*** Opening Study material ***

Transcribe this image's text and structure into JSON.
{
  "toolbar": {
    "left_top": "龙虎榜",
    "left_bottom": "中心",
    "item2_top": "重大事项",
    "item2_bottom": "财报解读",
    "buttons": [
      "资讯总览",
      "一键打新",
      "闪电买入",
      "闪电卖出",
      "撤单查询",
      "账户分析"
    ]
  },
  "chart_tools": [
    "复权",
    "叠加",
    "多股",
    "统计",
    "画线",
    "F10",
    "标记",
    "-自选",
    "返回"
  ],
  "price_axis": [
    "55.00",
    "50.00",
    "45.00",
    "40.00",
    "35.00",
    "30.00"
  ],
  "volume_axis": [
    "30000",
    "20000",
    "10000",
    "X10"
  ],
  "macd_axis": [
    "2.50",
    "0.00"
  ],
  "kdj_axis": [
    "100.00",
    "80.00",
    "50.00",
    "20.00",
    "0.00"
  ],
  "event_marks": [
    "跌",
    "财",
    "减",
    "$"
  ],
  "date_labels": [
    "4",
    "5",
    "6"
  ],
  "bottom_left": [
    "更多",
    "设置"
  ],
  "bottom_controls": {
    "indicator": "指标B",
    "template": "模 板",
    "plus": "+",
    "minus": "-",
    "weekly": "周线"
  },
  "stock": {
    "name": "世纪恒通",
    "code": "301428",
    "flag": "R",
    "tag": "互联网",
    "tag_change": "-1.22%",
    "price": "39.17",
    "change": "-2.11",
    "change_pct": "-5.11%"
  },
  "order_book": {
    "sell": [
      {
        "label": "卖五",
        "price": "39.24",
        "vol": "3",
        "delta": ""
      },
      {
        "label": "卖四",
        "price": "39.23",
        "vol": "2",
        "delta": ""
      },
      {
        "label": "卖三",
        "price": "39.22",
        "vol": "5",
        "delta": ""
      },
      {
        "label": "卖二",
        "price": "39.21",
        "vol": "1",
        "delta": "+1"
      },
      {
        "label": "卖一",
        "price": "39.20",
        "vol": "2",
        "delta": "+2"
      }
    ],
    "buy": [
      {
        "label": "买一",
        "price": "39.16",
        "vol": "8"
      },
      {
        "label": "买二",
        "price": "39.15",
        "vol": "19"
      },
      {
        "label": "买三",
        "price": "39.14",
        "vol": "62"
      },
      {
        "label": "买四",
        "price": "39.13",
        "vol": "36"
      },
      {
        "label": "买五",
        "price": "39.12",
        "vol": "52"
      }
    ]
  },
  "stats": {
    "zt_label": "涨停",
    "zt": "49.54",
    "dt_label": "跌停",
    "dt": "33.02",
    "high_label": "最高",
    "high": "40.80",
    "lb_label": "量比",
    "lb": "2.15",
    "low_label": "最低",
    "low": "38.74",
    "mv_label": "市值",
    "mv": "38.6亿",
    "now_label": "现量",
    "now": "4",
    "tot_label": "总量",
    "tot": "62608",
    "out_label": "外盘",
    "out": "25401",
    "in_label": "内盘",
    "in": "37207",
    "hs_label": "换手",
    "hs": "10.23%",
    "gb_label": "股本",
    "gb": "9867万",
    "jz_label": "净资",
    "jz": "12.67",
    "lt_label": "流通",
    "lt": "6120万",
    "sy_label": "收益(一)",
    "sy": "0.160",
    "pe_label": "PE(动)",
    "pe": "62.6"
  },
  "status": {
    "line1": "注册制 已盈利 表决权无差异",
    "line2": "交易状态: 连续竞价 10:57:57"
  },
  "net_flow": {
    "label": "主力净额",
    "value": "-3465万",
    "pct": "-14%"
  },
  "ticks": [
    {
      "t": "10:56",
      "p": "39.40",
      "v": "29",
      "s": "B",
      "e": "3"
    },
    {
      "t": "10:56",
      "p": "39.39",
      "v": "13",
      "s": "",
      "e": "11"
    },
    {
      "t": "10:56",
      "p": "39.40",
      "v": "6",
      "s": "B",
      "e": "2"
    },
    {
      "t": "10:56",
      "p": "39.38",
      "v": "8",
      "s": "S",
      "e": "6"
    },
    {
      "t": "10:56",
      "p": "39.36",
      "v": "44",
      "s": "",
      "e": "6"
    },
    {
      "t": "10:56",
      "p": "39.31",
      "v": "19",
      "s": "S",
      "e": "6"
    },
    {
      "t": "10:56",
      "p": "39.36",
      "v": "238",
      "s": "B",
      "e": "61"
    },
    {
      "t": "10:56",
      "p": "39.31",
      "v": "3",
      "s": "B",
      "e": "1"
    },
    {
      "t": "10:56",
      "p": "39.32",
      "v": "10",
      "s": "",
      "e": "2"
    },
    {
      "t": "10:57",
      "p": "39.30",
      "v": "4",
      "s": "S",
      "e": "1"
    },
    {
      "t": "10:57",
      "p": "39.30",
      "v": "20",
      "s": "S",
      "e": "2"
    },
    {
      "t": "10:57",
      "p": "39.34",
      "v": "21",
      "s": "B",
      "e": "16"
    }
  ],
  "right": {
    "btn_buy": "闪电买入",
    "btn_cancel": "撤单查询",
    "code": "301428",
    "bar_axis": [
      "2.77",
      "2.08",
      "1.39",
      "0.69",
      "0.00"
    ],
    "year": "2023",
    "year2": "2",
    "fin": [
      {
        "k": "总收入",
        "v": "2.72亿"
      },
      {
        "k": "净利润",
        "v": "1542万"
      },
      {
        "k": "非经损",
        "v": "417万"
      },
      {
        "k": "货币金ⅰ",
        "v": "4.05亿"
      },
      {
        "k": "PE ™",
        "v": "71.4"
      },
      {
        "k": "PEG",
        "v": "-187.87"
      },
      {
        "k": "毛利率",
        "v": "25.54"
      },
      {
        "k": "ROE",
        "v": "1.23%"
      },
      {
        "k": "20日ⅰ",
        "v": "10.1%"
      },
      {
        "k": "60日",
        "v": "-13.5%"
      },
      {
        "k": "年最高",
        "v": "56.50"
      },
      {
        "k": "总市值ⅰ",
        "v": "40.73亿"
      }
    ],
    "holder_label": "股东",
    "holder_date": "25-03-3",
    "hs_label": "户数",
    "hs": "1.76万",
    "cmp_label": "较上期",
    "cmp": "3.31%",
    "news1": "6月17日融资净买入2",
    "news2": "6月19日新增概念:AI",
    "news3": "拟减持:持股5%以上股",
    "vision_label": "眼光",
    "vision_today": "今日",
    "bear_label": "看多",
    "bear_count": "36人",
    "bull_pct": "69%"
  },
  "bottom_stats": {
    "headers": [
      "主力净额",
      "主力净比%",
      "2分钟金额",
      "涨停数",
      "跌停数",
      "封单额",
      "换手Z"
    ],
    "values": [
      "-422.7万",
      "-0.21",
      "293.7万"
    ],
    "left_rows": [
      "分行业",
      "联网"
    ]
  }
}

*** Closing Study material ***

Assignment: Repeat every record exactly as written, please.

Answer to this exercise:
Transcribe this image's text and structure into JSON.
{
  "toolbar": {
    "left_top": "龙虎榜",
    "left_bottom": "中心",
    "item2_top": "重大事项",
    "item2_bottom": "财报解读",
    "buttons": [
      "资讯总览",
      "一键打新",
      "闪电买入",
      "闪电卖出",
      "撤单查询",
      "账户分析"
    ]
  },
  "chart_tools": [
    "复权",
    "叠加",
    "多股",
    "统计",
    "画线",
    "F10",
    "标记",
    "-自选",
    "返回"
  ],
  "price_axis": [
    "55.00",
    "50.00",
    "45.00",
    "40.00",
    "35.00",
    "30.00"
  ],
  "volume_axis": [
    "30000",
    "20000",
    "10000",
    "X10"
  ],
  "macd_axis": [
    "2.50",
    "0.00"
  ],
  "kdj_axis": [
    "100.00",
    "80.00",
    "50.00",
    "20.00",
    "0.00"
  ],
  "event_marks": [
    "跌",
    "财",
    "减",
    "$"
  ],
  "date_labels": [
    "4",
    "5",
    "6"
  ],
  "bottom_left": [
    "更多",
    "设置"
  ],
  "bottom_controls": {
    "indicator": "指标B",
    "template": "模 板",
    "plus": "+",
    "minus": "-",
    "weekly": "周线"
  },
  "stock": {
    "name": "世纪恒通",
    "code": "301428",
    "flag": "R",
    "tag": "互联网",
    "tag_change": "-1.22%",
    "price": "39.17",
    "change": "-2.11",
    "change_pct": "-5.11%"
  },
  "order_book": {
    "sell": [
      {
        "label": "卖五",
        "price": "39.24",
        "vol": "3",
        "delta": ""
      },
      {
        "label": "卖四",
        "price": "39.23",
        "vol": "2",
        "delta": ""
      },
      {
        "label": "卖三",
        "price": "39.22",
        "vol": "5",
        "delta": ""
      },
      {
        "label": "卖二",
        "price": "39.21",
        "vol": "1",
        "delta": "+1"
      },
      {
        "label": "卖一",
        "price": "39.20",
        "vol": "2",
        "delta": "+2"
      }
    ],
    "buy": [
      {
        "label": "买一",
        "price": "39.16",
        "vol": "8"
      },
      {
        "label": "买二",
        "price": "39.15",
        "vol": "19"
      },
      {
        "label": "买三",
        "price": "39.14",
        "vol": "62"
      },
      {
        "label": "买四",
        "price": "39.13",
        "vol": "36"
      },
      {
        "label": "买五",
        "price": "39.12",
        "vol": "52"
      }
    ]
  },
  "stats": {
    "zt_label": "涨停",
    "zt": "49.54",
    "dt_label": "跌停",
    "dt": "33.02",
    "high_label": "最高",
    "high": "40.80",
    "lb_label": "量比",
    "lb": "2.15",
    "low_label": "最低",
    "low": "38.74",
    "mv_label": "市值",
    "mv": "38.6亿",
    "now_label": "现量",
    "now": "4",
    "tot_label": "总量",
    "tot": "62608",
    "out_label": "外盘",
    "out": "25401",
    "in_label": "内盘",
    "in": "37207",
    "hs_label": "换手",
    "hs": "10.23%",
    "gb_label": "股本",
    "gb": "9867万",
    "jz_label": "净资",
    "jz": "12.67",
    "lt_label": "流通",
    "lt": "6120万",
    "sy_label": "收益(一)",
    "sy": "0.160",
    "pe_label": "PE(动)",
    "pe": "62.6"
  },
  "status": {
    "line1": "注册制 已盈利 表决权无差异",
    "line2": "交易状态: 连续竞价 10:57:57"
  },
  "net_flow": {
    "label": "主力净额",
    "value": "-3465万",
    "pct": "-14%"
  },
  "ticks": [
    {
      "t": "10:56",
      "p": "39.40",
      "v": "29",
      "s": "B",
      "e": "3"
    },
    {
      "t": "10:56",
      "p": "39.39",
      "v": "13",
      "s": "",
      "e": "11"
    },
    {
      "t": "10:56",
      "p": "39.40",
      "v": "6",
      "s": "B",
      "e": "2"
    },
    {
      "t": "10:56",
      "p": "39.38",
      "v": "8",
      "s": "S",
      "e": "6"
    },
    {
      "t": "10:56",
      "p": "39.36",
      "v": "44",
      "s": "",
      "e": "6"
    },
    {
      "t": "10:56",
      "p": "39.31",
      "v": "19",
      "s": "S",
      "e": "6"
    },
    {
      "t": "10:56",
      "p": "39.36",
      "v": "238",
      "s": "B",
      "e": "61"
    },
    {
      "t": "10:56",
      "p": "39.31",
      "v": "3",
      "s": "B",
      "e": "1"
    },
    {
      "t": "10:56",
      "p": "39.32",
      "v": "10",
      "s": "",
      "e": "2"
    },
    {
      "t": "10:57",
      "p": "39.30",
      "v": "4",
      "s": "S",
      "e": "1"
    },
    {
      "t": "10:57",
      "p": "39.30",
      "v": "20",
      "s": "S",
      "e": "2"
    },
    {
      "t": "10:57",
      "p": "39.34",
      "v": "21",
      "s": "B",
      "e": "16"
    }
  ],
  "right": {
    "btn_buy": "闪电买入",
    "btn_cancel": "撤单查询",
    "code": "301428",
    "bar_axis": [
      "2.77",
      "2.08",
      "1.39",
      "0.69",
      "0.00"
    ],
    "year": "2023",
    "year2": "2",
    "fin": [
      {
        "k": "总收入",
        "v": "2.72亿"
      },
      {
        "k": "净利润",
        "v": "1542万"
      },
      {
        "k": "非经损",
        "v": "417万"
      },
      {
        "k": "货币金ⅰ",
        "v": "4.05亿"
      },
      {
        "k": "PE ™",
        "v": "71.4"
      },
      {
        "k": "PEG",
        "v": "-187.87"
      },
      {
        "k": "毛利率",
        "v": "25.54"
      },
      {
        "k": "ROE",
        "v": "1.23%"
      },
      {
        "k": "20日ⅰ",
        "v": "10.1%"
      },
      {
        "k": "60日",
        "v": "-13.5%"
      },
      {
        "k": "年最高",
        "v": "56.50"
      },
      {
        "k": "总市值ⅰ",
        "v": "40.73亿"
      }
    ],
    "holder_label": "股东",
    "holder_date": "25-03-3",
    "hs_label": "户数",
    "hs": "1.76万",
    "cmp_label": "较上期",
    "cmp": "3.31%",
    "news1": "6月17日融资净买入2",
    "news2": "6月19日新增概念:AI",
    "news3": "拟减持:持股5%以上股",
    "vision_label": "眼光",
    "vision_today": "今日",
    "bear_label": "看多",
    "bear_count": "36人",
    "bull_pct": "69%"
  },
  "bottom_stats": {
    "headers": [
      "主力净额",
      "主力净比%",
      "2分钟金额",
      "涨停数",
      "跌停数",
      "封单额",
      "换手Z"
    ],
    "values": [
      "-422.7万",
      "-0.21",
      "293.7万"
    ],
    "left_rows": [
      "分行业",
      "联网"
    ]
  }
}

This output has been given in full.